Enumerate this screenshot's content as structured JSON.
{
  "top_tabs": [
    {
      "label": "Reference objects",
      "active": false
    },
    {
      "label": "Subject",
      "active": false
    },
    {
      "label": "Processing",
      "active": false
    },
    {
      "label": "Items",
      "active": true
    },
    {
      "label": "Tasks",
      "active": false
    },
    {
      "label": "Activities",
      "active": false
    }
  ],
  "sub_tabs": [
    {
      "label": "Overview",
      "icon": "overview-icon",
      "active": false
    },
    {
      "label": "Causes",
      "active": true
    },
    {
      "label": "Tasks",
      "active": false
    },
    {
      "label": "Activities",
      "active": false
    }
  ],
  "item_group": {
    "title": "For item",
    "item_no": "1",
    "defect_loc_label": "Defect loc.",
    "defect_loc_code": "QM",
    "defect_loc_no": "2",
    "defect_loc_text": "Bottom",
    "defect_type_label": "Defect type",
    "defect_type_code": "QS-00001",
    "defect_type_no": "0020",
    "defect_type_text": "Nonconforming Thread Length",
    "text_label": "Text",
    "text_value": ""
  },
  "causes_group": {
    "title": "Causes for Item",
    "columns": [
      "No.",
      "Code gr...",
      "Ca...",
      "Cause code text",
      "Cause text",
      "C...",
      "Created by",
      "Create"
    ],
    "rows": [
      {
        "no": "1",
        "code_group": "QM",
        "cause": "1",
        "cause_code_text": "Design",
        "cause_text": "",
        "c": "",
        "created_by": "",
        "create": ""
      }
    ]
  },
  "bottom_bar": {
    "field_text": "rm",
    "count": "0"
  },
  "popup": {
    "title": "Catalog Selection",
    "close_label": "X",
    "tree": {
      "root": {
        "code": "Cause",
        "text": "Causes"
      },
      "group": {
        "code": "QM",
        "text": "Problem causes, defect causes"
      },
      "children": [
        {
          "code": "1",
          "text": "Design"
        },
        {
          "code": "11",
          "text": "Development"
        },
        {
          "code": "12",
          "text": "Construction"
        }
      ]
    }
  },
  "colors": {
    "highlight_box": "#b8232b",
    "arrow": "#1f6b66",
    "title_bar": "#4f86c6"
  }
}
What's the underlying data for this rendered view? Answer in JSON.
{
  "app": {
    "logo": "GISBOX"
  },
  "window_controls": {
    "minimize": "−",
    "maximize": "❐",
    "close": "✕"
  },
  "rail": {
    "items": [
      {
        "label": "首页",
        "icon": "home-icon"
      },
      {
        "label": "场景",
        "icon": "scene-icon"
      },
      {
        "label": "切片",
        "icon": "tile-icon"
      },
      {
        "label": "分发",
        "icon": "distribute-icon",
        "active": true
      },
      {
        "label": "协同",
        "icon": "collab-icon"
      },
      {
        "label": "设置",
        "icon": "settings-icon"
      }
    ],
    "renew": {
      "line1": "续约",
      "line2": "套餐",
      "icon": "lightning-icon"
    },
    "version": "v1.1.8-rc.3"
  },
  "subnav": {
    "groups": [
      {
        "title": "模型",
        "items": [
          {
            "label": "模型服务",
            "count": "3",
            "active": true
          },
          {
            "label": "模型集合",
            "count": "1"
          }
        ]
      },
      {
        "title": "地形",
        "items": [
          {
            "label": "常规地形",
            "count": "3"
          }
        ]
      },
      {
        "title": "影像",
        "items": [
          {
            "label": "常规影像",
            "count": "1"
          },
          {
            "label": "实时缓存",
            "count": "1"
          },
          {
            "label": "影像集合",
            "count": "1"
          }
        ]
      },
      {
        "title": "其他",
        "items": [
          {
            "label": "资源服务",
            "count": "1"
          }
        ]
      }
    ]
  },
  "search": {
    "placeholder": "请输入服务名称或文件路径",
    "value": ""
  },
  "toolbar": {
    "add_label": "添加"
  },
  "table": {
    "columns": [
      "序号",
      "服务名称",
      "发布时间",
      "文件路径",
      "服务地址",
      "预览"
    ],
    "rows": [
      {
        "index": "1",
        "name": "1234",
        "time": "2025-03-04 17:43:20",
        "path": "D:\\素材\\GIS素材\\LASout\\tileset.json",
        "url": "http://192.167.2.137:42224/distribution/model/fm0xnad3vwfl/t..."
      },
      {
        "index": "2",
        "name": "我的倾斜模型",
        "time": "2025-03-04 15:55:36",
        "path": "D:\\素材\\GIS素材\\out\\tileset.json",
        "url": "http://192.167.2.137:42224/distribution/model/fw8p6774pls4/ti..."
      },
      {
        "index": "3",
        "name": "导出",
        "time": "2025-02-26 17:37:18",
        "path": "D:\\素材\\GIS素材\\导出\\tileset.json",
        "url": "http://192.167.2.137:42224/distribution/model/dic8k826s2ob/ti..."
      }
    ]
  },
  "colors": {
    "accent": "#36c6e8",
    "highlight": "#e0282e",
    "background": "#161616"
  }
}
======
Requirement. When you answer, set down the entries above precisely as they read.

Task solution.
Enumerate this screenshot's content as structured JSON.
{
  "top_tabs": [
    {
      "label": "Reference objects",
      "active": false
    },
    {
      "label": "Subject",
      "active": false
    },
    {
      "label": "Processing",
      "active": false
    },
    {
      "label": "Items",
      "active": true
    },
    {
      "label": "Tasks",
      "active": false
    },
    {
      "label": "Activities",
      "active": false
    }
  ],
  "sub_tabs": [
    {
      "label": "Overview",
      "icon": "overview-icon",
      "active": false
    },
    {
      "label": "Causes",
      "active": true
    },
    {
      "label": "Tasks",
      "active": false
    },
    {
      "label": "Activities",
      "active": false
    }
  ],
  "item_group": {
    "title": "For item",
    "item_no": "1",
    "defect_loc_label": "Defect loc.",
    "defect_loc_code": "QM",
    "defect_loc_no": "2",
    "defect_loc_text": "Bottom",
    "defect_type_label": "Defect type",
    "defect_type_code": "QS-00001",
    "defect_type_no": "0020",
    "defect_type_text": "Nonconforming Thread Length",
    "text_label": "Text",
    "text_value": ""
  },
  "causes_group": {
    "title": "Causes for Item",
    "columns": [
      "No.",
      "Code gr...",
      "Ca...",
      "Cause code text",
      "Cause text",
      "C...",
      "Created by",
      "Create"
    ],
    "rows": [
      {
        "no": "1",
        "code_group": "QM",
        "cause": "1",
        "cause_code_text": "Design",
        "cause_text": "",
        "c": "",
        "created_by": "",
        "create": ""
      }
    ]
  },
  "bottom_bar": {
    "field_text": "rm",
    "count": "0"
  },
  "popup": {
    "title": "Catalog Selection",
    "close_label": "X",
    "tree": {
      "root": {
        "code": "Cause",
        "text": "Causes"
      },
      "group": {
        "code": "QM",
        "text": "Problem causes, defect causes"
      },
      "children": [
        {
          "code": "1",
          "text": "Design"
        },
        {
          "code": "11",
          "text": "Development"
        },
        {
          "code": "12",
          "text": "Construction"
        }
      ]
    }
  },
  "colors": {
    "highlight_box": "#b8232b",
    "arrow": "#1f6b66",
    "title_bar": "#4f86c6"
  }
}
What's the underlying data for this rendered view? Answer in JSON.
{
  "app": {
    "logo": "GISBOX"
  },
  "window_controls": {
    "minimize": "−",
    "maximize": "❐",
    "close": "✕"
  },
  "rail": {
    "items": [
      {
        "label": "首页",
        "icon": "home-icon"
      },
      {
        "label": "场景",
        "icon": "scene-icon"
      },
      {
        "label": "切片",
        "icon": "tile-icon"
      },
      {
        "label": "分发",
        "icon": "distribute-icon",
        "active": true
      },
      {
        "label": "协同",
        "icon": "collab-icon"
      },
      {
        "label": "设置",
        "icon": "settings-icon"
      }
    ],
    "renew": {
      "line1": "续约",
      "line2": "套餐",
      "icon": "lightning-icon"
    },
    "version": "v1.1.8-rc.3"
  },
  "subnav": {
    "groups": [
      {
        "title": "模型",
        "items": [
          {
            "label": "模型服务",
            "count": "3",
            "active": true
          },
          {
            "label": "模型集合",
            "count": "1"
          }
        ]
      },
      {
        "title": "地形",
        "items": [
          {
            "label": "常规地形",
            "count": "3"
          }
        ]
      },
      {
        "title": "影像",
        "items": [
          {
            "label": "常规影像",
            "count": "1"
          },
          {
            "label": "实时缓存",
            "count": "1"
          },
          {
            "label": "影像集合",
            "count": "1"
          }
        ]
      },
      {
        "title": "其他",
        "items": [
          {
            "label": "资源服务",
            "count": "1"
          }
        ]
      }
    ]
  },
  "search": {
    "placeholder": "请输入服务名称或文件路径",
    "value": ""
  },
  "toolbar": {
    "add_label": "添加"
  },
  "table": {
    "columns": [
      "序号",
      "服务名称",
      "发布时间",
      "文件路径",
      "服务地址",
      "预览"
    ],
    "rows": [
      {
        "index": "1",
        "name": "1234",
        "time": "2025-03-04 17:43:20",
        "path": "D:\\素材\\GIS素材\\LASout\\tileset.json",
        "url": "http://192.167.2.137:42224/distribution/model/fm0xnad3vwfl/t..."
      },
      {
        "index": "2",
        "name": "我的倾斜模型",
        "time": "2025-03-04 15:55:36",
        "path": "D:\\素材\\GIS素材\\out\\tileset.json",
        "url": "http://192.167.2.137:42224/distribution/model/fw8p6774pls4/ti..."
      },
      {
        "index": "3",
        "name": "导出",
        "time": "2025-02-26 17:37:18",
        "path": "D:\\素材\\GIS素材\\导出\\tileset.json",
        "url": "http://192.167.2.137:42224/distribution/model/dic8k826s2ob/ti..."
      }
    ]
  },
  "colors": {
    "accent": "#36c6e8",
    "highlight": "#e0282e",
    "background": "#161616"
  }
}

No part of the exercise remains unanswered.